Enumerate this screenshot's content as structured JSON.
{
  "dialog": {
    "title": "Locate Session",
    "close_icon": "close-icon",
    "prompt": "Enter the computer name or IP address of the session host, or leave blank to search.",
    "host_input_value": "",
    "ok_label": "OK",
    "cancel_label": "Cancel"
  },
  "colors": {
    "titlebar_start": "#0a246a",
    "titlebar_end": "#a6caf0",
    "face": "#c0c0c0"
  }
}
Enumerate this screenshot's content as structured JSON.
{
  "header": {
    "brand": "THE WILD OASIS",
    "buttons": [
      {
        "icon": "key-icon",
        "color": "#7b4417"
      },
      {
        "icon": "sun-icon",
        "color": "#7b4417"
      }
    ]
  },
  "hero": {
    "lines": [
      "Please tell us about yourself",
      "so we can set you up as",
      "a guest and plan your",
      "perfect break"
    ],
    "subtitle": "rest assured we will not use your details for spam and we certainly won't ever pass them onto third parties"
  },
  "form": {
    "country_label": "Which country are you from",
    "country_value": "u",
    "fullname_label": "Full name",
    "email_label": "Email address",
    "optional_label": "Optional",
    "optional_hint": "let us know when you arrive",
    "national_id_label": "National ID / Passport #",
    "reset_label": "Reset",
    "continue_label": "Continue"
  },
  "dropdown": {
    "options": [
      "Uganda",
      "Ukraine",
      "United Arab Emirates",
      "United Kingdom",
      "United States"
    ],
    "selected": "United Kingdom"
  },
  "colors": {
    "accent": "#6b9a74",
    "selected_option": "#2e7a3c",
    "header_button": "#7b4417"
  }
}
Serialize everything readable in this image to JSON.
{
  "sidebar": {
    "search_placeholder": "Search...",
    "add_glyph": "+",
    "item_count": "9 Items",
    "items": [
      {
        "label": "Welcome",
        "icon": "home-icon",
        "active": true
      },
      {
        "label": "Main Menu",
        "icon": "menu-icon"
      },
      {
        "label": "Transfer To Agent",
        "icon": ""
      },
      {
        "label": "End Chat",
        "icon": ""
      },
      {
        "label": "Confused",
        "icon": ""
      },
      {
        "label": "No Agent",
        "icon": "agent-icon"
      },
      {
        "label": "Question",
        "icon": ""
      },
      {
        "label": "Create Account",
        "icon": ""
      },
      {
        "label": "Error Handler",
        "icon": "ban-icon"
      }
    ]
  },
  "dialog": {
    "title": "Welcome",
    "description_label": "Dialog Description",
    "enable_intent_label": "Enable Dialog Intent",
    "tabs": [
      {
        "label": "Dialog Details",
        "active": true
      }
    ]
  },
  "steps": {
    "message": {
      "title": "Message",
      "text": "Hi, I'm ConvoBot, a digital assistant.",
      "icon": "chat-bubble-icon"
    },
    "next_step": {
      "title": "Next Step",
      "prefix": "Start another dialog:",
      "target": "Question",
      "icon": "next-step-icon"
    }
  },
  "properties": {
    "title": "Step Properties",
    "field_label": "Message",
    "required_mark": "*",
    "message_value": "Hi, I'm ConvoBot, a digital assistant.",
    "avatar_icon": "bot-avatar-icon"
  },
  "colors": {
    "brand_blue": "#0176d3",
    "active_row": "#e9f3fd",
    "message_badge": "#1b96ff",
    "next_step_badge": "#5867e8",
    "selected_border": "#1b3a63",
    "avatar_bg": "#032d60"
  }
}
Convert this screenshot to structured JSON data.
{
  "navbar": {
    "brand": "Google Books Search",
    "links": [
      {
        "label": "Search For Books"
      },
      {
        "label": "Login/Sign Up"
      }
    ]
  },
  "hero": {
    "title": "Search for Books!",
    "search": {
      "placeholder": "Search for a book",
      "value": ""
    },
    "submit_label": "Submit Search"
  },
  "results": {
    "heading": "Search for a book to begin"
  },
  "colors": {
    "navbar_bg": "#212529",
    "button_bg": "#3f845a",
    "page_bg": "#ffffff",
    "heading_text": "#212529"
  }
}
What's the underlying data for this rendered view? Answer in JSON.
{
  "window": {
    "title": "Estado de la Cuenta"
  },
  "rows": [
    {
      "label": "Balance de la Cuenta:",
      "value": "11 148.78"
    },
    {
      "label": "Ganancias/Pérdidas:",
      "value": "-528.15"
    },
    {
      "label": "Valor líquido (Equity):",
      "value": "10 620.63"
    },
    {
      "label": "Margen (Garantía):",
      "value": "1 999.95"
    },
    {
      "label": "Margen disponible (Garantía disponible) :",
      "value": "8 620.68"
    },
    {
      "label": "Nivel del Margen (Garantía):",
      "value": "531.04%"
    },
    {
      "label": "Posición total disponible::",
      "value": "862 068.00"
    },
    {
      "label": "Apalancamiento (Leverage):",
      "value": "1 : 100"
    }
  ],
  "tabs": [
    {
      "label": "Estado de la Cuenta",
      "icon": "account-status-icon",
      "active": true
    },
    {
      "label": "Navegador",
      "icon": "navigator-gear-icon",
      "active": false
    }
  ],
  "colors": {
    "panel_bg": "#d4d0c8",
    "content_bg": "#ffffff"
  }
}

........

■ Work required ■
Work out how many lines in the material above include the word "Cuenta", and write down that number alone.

■ Answer section ■
3